> [Given records]:
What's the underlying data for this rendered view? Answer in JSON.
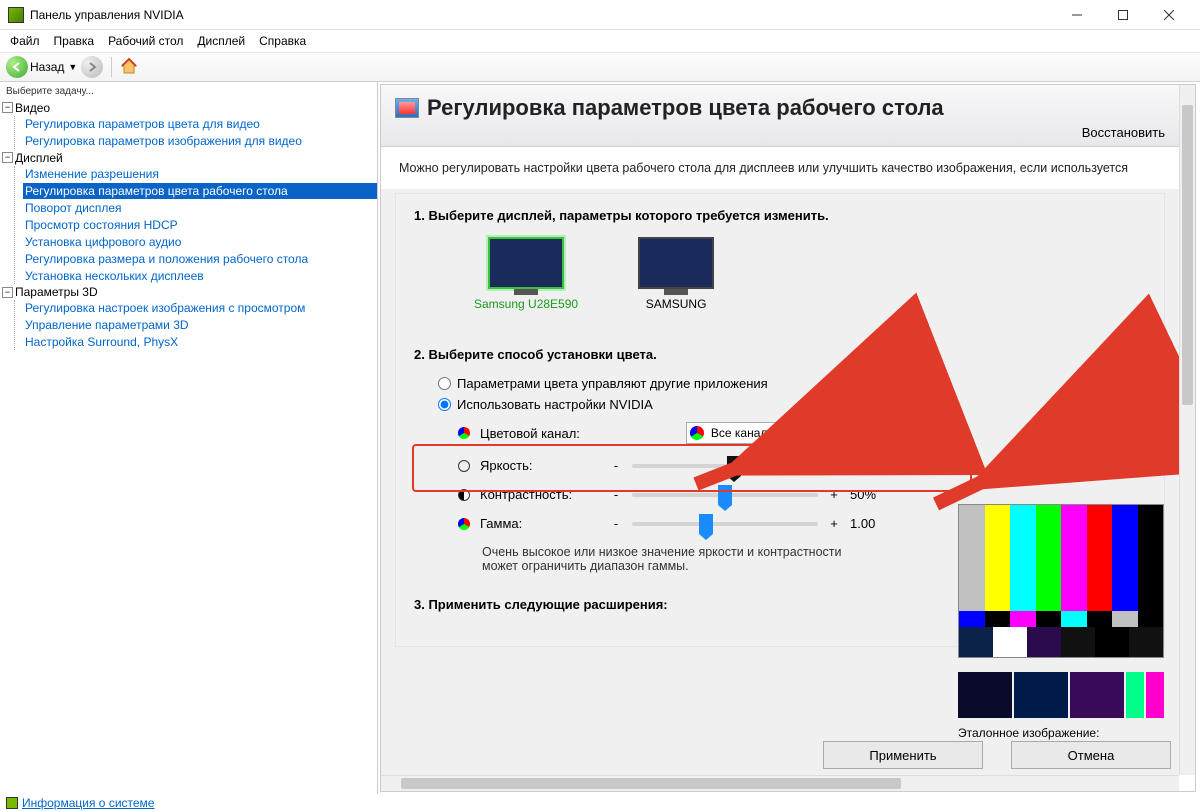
{
  "window": {
    "title": "Панель управления NVIDIA"
  },
  "menu": {
    "file": "Файл",
    "edit": "Правка",
    "desktop": "Рабочий стол",
    "display": "Дисплей",
    "help": "Справка"
  },
  "toolbar": {
    "back": "Назад"
  },
  "sidebar": {
    "task_label": "Выберите задачу...",
    "groups": [
      {
        "label": "Видео",
        "items": [
          "Регулировка параметров цвета для видео",
          "Регулировка параметров изображения для видео"
        ]
      },
      {
        "label": "Дисплей",
        "items": [
          "Изменение разрешения",
          "Регулировка параметров цвета рабочего стола",
          "Поворот дисплея",
          "Просмотр состояния HDCP",
          "Установка цифрового аудио",
          "Регулировка размера и положения рабочего стола",
          "Установка нескольких дисплеев"
        ],
        "selected": 1
      },
      {
        "label": "Параметры 3D",
        "items": [
          "Регулировка настроек изображения с просмотром",
          "Управление параметрами 3D",
          "Настройка Surround, PhysX"
        ]
      }
    ]
  },
  "page": {
    "title": "Регулировка параметров цвета рабочего стола",
    "restore": "Восстановить",
    "intro": "Можно регулировать настройки цвета рабочего стола для дисплеев или улучшить качество изображения, если используется",
    "step1_title": "1. Выберите дисплей, параметры которого требуется изменить.",
    "displays": [
      {
        "name": "Samsung U28E590",
        "active": true
      },
      {
        "name": "SAMSUNG",
        "active": false
      }
    ],
    "step2_title": "2. Выберите способ установки цвета.",
    "radio_other": "Параметрами цвета управляют другие приложения",
    "radio_nvidia": "Использовать настройки NVIDIA",
    "channel_label": "Цветовой канал:",
    "channel_value": "Все каналы",
    "sliders": {
      "brightness": {
        "label": "Яркость:",
        "value": "55%",
        "pos": 55
      },
      "contrast": {
        "label": "Контрастность:",
        "value": "50%",
        "pos": 50
      },
      "gamma": {
        "label": "Гамма:",
        "value": "1.00",
        "pos": 40
      }
    },
    "note": "Очень высокое или низкое значение яркости и контрастности может ограничить диапазон гаммы.",
    "step3_title": "3. Применить следующие расширения:",
    "ref_caption": "Эталонное изображение:"
  },
  "buttons": {
    "apply": "Применить",
    "cancel": "Отмена"
  },
  "status": {
    "info_link": "Информация о системе"
  }
}
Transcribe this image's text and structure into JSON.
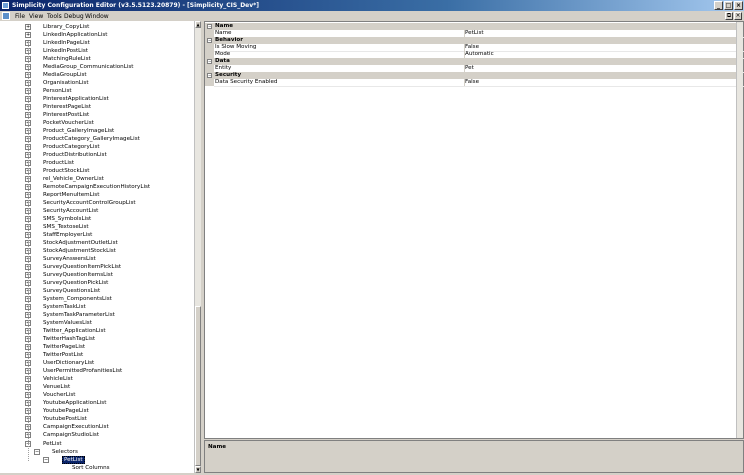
{
  "window": {
    "title": "Simplicity Configuration Editor (v3.5.5123.20879) - [Simplicity_CIS_Dev*]",
    "minimize": "_",
    "maximize": "□",
    "close": "×"
  },
  "menu": {
    "items": [
      "File",
      "View",
      "Tools",
      "Debug",
      "Window"
    ]
  },
  "mdi": {
    "restore": "⧉",
    "close": "×"
  },
  "tree": {
    "items": [
      "Library_CopyList",
      "LinkedInApplicationList",
      "LinkedInPageList",
      "LinkedInPostList",
      "MatchingRuleList",
      "MediaGroup_CommunicationList",
      "MediaGroupList",
      "OrganisationList",
      "PersonList",
      "PinterestApplicationList",
      "PinterestPageList",
      "PinterestPostList",
      "PocketVoucherList",
      "Product_GalleryImageList",
      "ProductCategory_GalleryImageList",
      "ProductCategoryList",
      "ProductDistributionList",
      "ProductList",
      "ProductStockList",
      "rel_Vehicle_OwnerList",
      "RemoteCampaignExecutionHistoryList",
      "ReportMenuItemList",
      "SecurityAccountControlGroupList",
      "SecurityAccountList",
      "SMS_SymbolsList",
      "SMS_TextoseList",
      "StaffEmployerList",
      "StockAdjustmentOutletList",
      "StockAdjustmentStockList",
      "SurveyAnswersList",
      "SurveyQuestionItemPickList",
      "SurveyQuestionItemsList",
      "SurveyQuestionPickList",
      "SurveyQuestionsList",
      "System_ComponentsList",
      "SystemTaskList",
      "SystemTaskParameterList",
      "SystemValuesList",
      "Twitter_ApplicationList",
      "TwitterHashTagList",
      "TwitterPageList",
      "TwitterPostList",
      "UserDictionaryList",
      "UserPermittedProfanitiesList",
      "VehicleList",
      "VenueList",
      "VoucherList",
      "YoutubeApplicationList",
      "YoutubePageList",
      "YoutubePostList",
      "CampaignExecutionList",
      "CampaignStudioList"
    ],
    "pet_list": "PetList",
    "selectors": "Selectors",
    "selected": "PetList",
    "sort_columns": "Sort Columns"
  },
  "properties": {
    "categories": [
      {
        "name": "Name",
        "rows": [
          {
            "name": "Name",
            "value": "PetList"
          }
        ]
      },
      {
        "name": "Behavior",
        "rows": [
          {
            "name": "Is Slow Moving",
            "value": "False"
          },
          {
            "name": "Mode",
            "value": "Automatic"
          }
        ]
      },
      {
        "name": "Data",
        "rows": [
          {
            "name": "Entity",
            "value": "Pet"
          }
        ]
      },
      {
        "name": "Security",
        "rows": [
          {
            "name": "Data Security Enabled",
            "value": "False"
          }
        ]
      }
    ]
  },
  "description": {
    "title": "Name"
  }
}
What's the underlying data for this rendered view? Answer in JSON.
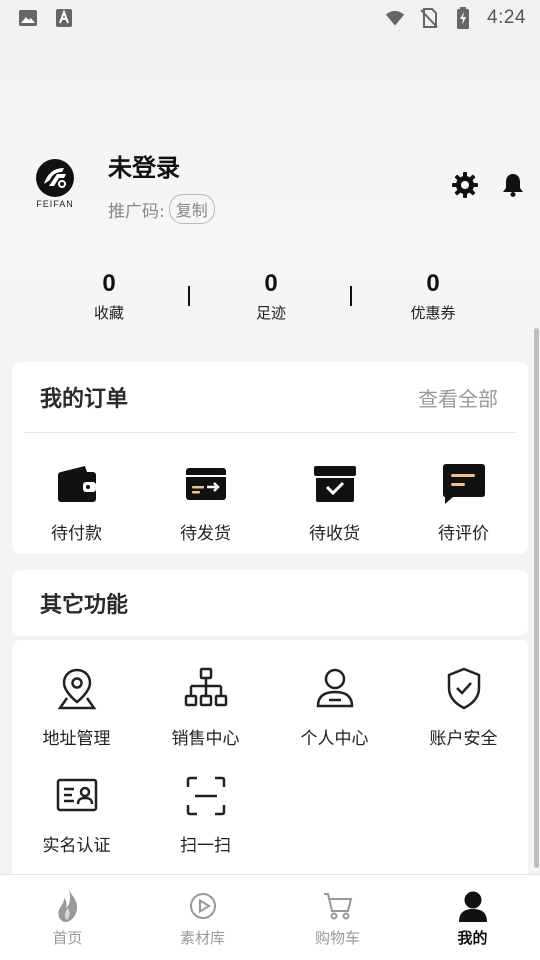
{
  "status_bar": {
    "time": "4:24",
    "left_icons": [
      "image-icon",
      "a-keyboard-icon"
    ],
    "right_icons": [
      "wifi-icon",
      "no-sim-icon",
      "battery-charging-icon"
    ]
  },
  "profile": {
    "brand_text": "FEIFAN",
    "user_name": "未登录",
    "promo_label": "推广码:",
    "copy_label": "复制",
    "action_icons": [
      "settings-icon",
      "bell-icon"
    ]
  },
  "stats": [
    {
      "value": "0",
      "label": "收藏"
    },
    {
      "value": "0",
      "label": "足迹"
    },
    {
      "value": "0",
      "label": "优惠券"
    }
  ],
  "orders": {
    "title": "我的订单",
    "view_all": "查看全部",
    "items": [
      {
        "label": "待付款",
        "icon": "wallet-icon"
      },
      {
        "label": "待发货",
        "icon": "box-ship-icon"
      },
      {
        "label": "待收货",
        "icon": "box-check-icon"
      },
      {
        "label": "待评价",
        "icon": "comment-icon"
      }
    ]
  },
  "other": {
    "title": "其它功能",
    "items": [
      {
        "label": "地址管理",
        "icon": "location-pin-icon"
      },
      {
        "label": "销售中心",
        "icon": "org-chart-icon"
      },
      {
        "label": "个人中心",
        "icon": "user-icon"
      },
      {
        "label": "账户安全",
        "icon": "shield-check-icon"
      },
      {
        "label": "实名认证",
        "icon": "id-card-icon"
      },
      {
        "label": "扫一扫",
        "icon": "scan-icon"
      }
    ]
  },
  "tabbar": {
    "tabs": [
      {
        "label": "首页",
        "icon": "flame-logo-icon",
        "active": false
      },
      {
        "label": "素材库",
        "icon": "play-circle-icon",
        "active": false
      },
      {
        "label": "购物车",
        "icon": "cart-icon",
        "active": false
      },
      {
        "label": "我的",
        "icon": "profile-icon",
        "active": true
      }
    ]
  },
  "colors": {
    "accent": "#111111",
    "muted": "#999999",
    "background": "#f4f4f4",
    "card": "#ffffff"
  }
}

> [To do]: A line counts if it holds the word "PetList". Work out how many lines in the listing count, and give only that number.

> [Response]: 3